Added Chris Munger, chairman of the Stamford Republican Town Committee, “Taxes have gone way up under Malloy’s 14 years in office. We have a high office vacancy rate and we have lost a significant amount of jobs during his time in office.”
There were about 75,400 jobs in Stamford in 1995, and Malloy says the number never dipped below that figure until after the recession hit in 2007. Jobs dropped to about 73,900 in 2008 and about 69,300 in 2009, according to the Labor Department.
Malloy’s campaign said the average annual tax increase was less than the rate of inflation during his tenure, property values jumped 683 percent and the amount of taxable property increased. He said he cut non-education city jobs by 8 percent and improved government efficiency.
City records show Stamford collected $235 million in property taxes in 1998 and $386 million in 2009. Malloy’s campaign said a major share of the new tax receipts came from new businesses and additional residents as the city’s population grew.
Bernard Levy, a city resident for four decades, said his property taxes have gone up over the years, but he believes Stamford residents pay much lower taxes than people in other cities.

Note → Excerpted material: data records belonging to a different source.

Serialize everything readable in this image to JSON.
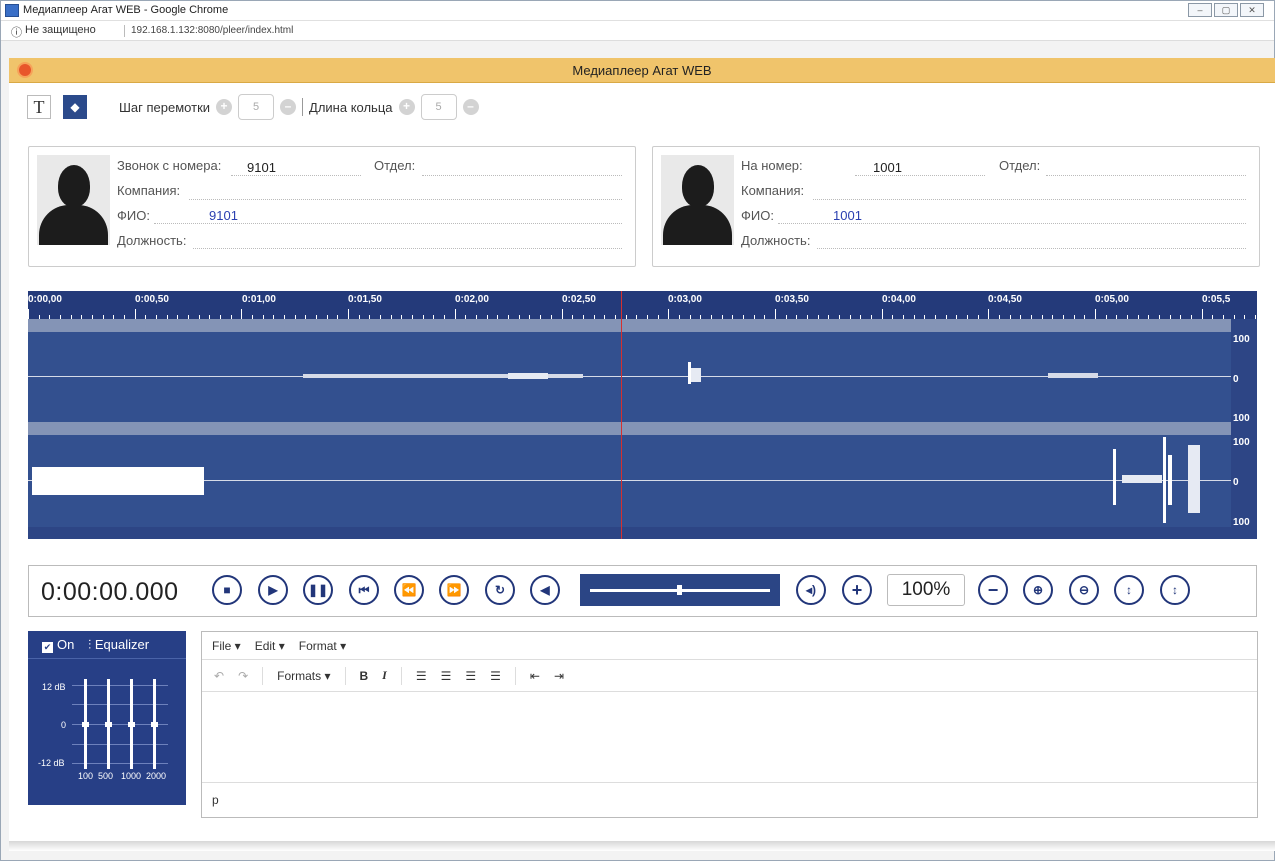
{
  "window": {
    "title": "Медиаплеер Агат WEB - Google Chrome",
    "security": "Не защищено",
    "url": "192.168.1.132:8080/pleer/index.html"
  },
  "app": {
    "title": "Медиаплеер Агат WEB"
  },
  "toolbar": {
    "text_button": "T",
    "rewind_step_label": "Шаг перемотки",
    "rewind_step_value": "5",
    "loop_length_label": "Длина кольца",
    "loop_length_value": "5"
  },
  "caller": {
    "from_label": "Звонок с номера:",
    "from_value": "9101",
    "dept_label": "Отдел:",
    "company_label": "Компания:",
    "name_label": "ФИО:",
    "name_value": "9101",
    "position_label": "Должность:"
  },
  "callee": {
    "to_label": "На номер:",
    "to_value": "1001",
    "dept_label": "Отдел:",
    "company_label": "Компания:",
    "name_label": "ФИО:",
    "name_value": "1001",
    "position_label": "Должность:"
  },
  "waveform": {
    "time_ticks": [
      "0:00,00",
      "0:00,50",
      "0:01,00",
      "0:01,50",
      "0:02,00",
      "0:02,50",
      "0:03,00",
      "0:03,50",
      "0:04,00",
      "0:04,50",
      "0:05,00",
      "0:05,5"
    ],
    "scale_top": "100",
    "scale_mid": "0",
    "scale_bottom": "100"
  },
  "player": {
    "time": "0:00:00.000",
    "zoom": "100%",
    "volume_percent": 50
  },
  "equalizer": {
    "on_label": "On",
    "title": "Equalizer",
    "db_top": "12 dB",
    "db_mid": "0",
    "db_bottom": "-12 dB",
    "bands": [
      "100",
      "500",
      "1000",
      "2000"
    ]
  },
  "editor": {
    "menu": [
      "File ▾",
      "Edit ▾",
      "Format ▾"
    ],
    "formats_label": "Formats ▾",
    "bold": "B",
    "italic": "I",
    "status_path": "p"
  },
  "colors": {
    "appbar": "#f0c46b",
    "accent": "#22367a",
    "wave_bg": "#2d4585"
  }
}
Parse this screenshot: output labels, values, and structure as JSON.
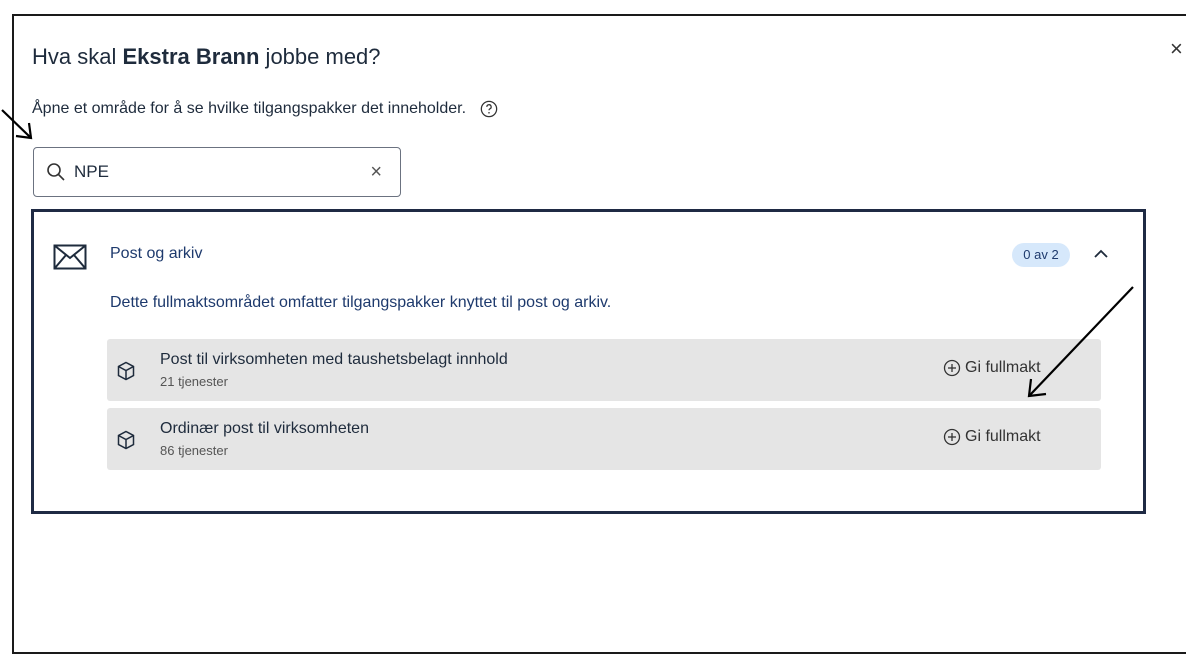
{
  "dialog": {
    "title_prefix": "Hva skal ",
    "title_name": "Ekstra Brann",
    "title_suffix": " jobbe med?",
    "subtitle": "Åpne et område for å se hvilke tilgangspakker det inneholder.",
    "close_icon": "close-icon",
    "help_icon": "question-circle-icon"
  },
  "search": {
    "value": "NPE",
    "clear_label": "×"
  },
  "area": {
    "title": "Post og arkiv",
    "badge": "0 av 2",
    "description": "Dette fullmaktsområdet omfatter tilgangspakker knyttet til post og arkiv.",
    "icon": "envelope-icon",
    "packages": [
      {
        "name": "Post til virksomheten med taushetsbelagt innhold",
        "count": "21 tjenester",
        "action": "Gi fullmakt"
      },
      {
        "name": "Ordinær post til virksomheten",
        "count": "86 tjenester",
        "action": "Gi fullmakt"
      }
    ]
  },
  "colors": {
    "panel_border": "#1f2a44",
    "badge_bg": "#d6e8fb",
    "package_bg": "#e5e5e5",
    "text_blue": "#1e3a6d"
  }
}
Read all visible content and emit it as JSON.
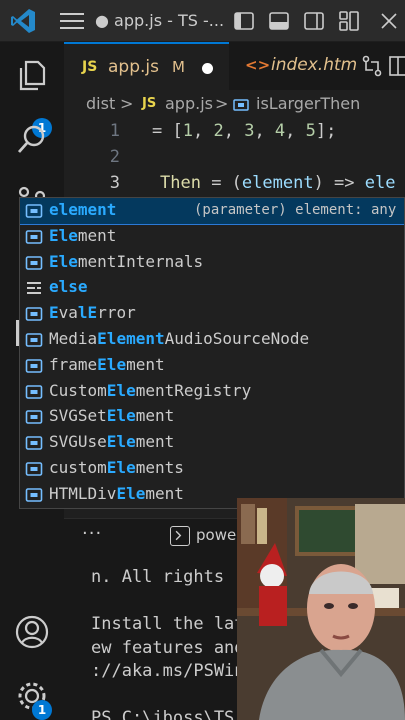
{
  "titlebar": {
    "title": "● app.js - TS -..."
  },
  "activitybar": {
    "explorer_badge": "1",
    "settings_badge": "1"
  },
  "tabs": [
    {
      "icon": "JS",
      "label": "app.js",
      "status": "M"
    },
    {
      "icon": "<>",
      "label": "index.html"
    }
  ],
  "breadcrumb": {
    "folder": "dist",
    "sep": ">",
    "file_icon": "JS",
    "file": "app.js",
    "symbol": "isLargerThen"
  },
  "editor": {
    "lines": [
      {
        "number": "1",
        "code_prefix": "= [",
        "nums": [
          "1",
          "2",
          "3",
          "4",
          "5"
        ],
        "code_suffix": "];"
      },
      {
        "number": "2"
      },
      {
        "number": "3",
        "fn_tail": "Then",
        "eq": " = (",
        "param": "element",
        "arrow": ") => ",
        "typed": "ele"
      }
    ]
  },
  "suggest": {
    "detail": "(parameter) element: any",
    "items": [
      {
        "pre": "",
        "hl": "element",
        "post": "",
        "kind": "variable"
      },
      {
        "pre": "",
        "hl": "Ele",
        "post": "ment",
        "kind": "variable"
      },
      {
        "pre": "",
        "hl": "Ele",
        "post": "mentInternals",
        "kind": "variable"
      },
      {
        "pre": "",
        "hl": "else",
        "post": "",
        "kind": "keyword"
      },
      {
        "pre": "",
        "hl": "E",
        "post": "va",
        "hl2": "l",
        "post2": "",
        "hl3": "E",
        "post3": "rror",
        "kind": "variable"
      },
      {
        "pre": "Media",
        "hl": "Element",
        "post": "AudioSourceNode",
        "kind": "variable"
      },
      {
        "pre": "frame",
        "hl": "Ele",
        "post": "ment",
        "kind": "variable"
      },
      {
        "pre": "Custom",
        "hl": "Ele",
        "post": "mentRegistry",
        "kind": "variable"
      },
      {
        "pre": "SVGSet",
        "hl": "Ele",
        "post": "ment",
        "kind": "variable"
      },
      {
        "pre": "SVGUse",
        "hl": "Ele",
        "post": "ment",
        "kind": "variable"
      },
      {
        "pre": "custom",
        "hl": "Ele",
        "post": "ments",
        "kind": "variable"
      },
      {
        "pre": "HTMLDiv",
        "hl": "Ele",
        "post": "ment",
        "kind": "variable"
      }
    ]
  },
  "panel": {
    "more": "···",
    "terminal_tab": "powe"
  },
  "terminal": {
    "lines": [
      "n. All rights r",
      "",
      "Install the lat",
      "ew features and",
      "://aka.ms/PSWin",
      "",
      "PS C:\\jboss\\TS"
    ]
  },
  "colors": {
    "accent": "#0078d4",
    "highlight": "#2aaaff",
    "selection": "#04395e"
  }
}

“I think the city has fared well,” said the 71-year-old retired computer programmer, who supports Malloy. “I believe he did a very good job. He’s been an accessible mayor.”
Maureen Boylan, a member of a local taxpayer group, disagrees. She’s posted a 15-minute YouTube video criticizing Malloy for high taxes and ill-conceived and unfinished construction projects, among other things.
“He’s taxed so high, he’s taxed the senior citizens … right out of town because they can’t afford to live here,” Boylan says in the video. “He is not the man you think he is.”
Malloy has not ruled out tax increases as he runs for governor to help the state reduce next year’s projected $3.3 billion deficit. He also plans an undetermined amount of cost reductions.
Munger and Kolenberg also said Stamford became a “pay-to-play” city under Malloy, where people benefiting from city contracts donated to Malloy’s campaign.
Campaign finance records do show that people with connections to city contracts have donated to Malloy’s campaign for governor, but Malloy aide Roy Occhiogrosso said the former mayor has complied with all laws and ethics rules and he helped implement a model ethics code.
“Republicans are trying out the same old tired attacks that have been proven false in the past,” Occhiogrosso said.
Malloy did face some heat in 2004 and 2005, when the chief state’s attorney’s office investigated whether city contractors received preferential treatment in return for doing work on Malloy’s house. The allegations were similar to those that resulted in convictions and jail time for former Gov. John Rowland and former Bridgeport Mayor Joe Ganim.
But Malloy was cleared of any wrongdoing. He supplied investigators with more than $500,000 in checks to show he paid for the home renovations.
Despite all the claims and counterclaims, Malloy said being mayor prepared him well to be the next governor.
“I’ve done the job,” Malloy said. “I ran a half-billion-dollar corporation for 14 years, did it successfully, lowered crime, built housing, redeveloped old urban areas, redeveloped old manufacturing areas, had a AAA bond rating, invested in infrastructure, improved education. So what part of the job of being governor haven’t I done yet?”
(Copyright 2010 by The Associated Press. All Rights Reserved.)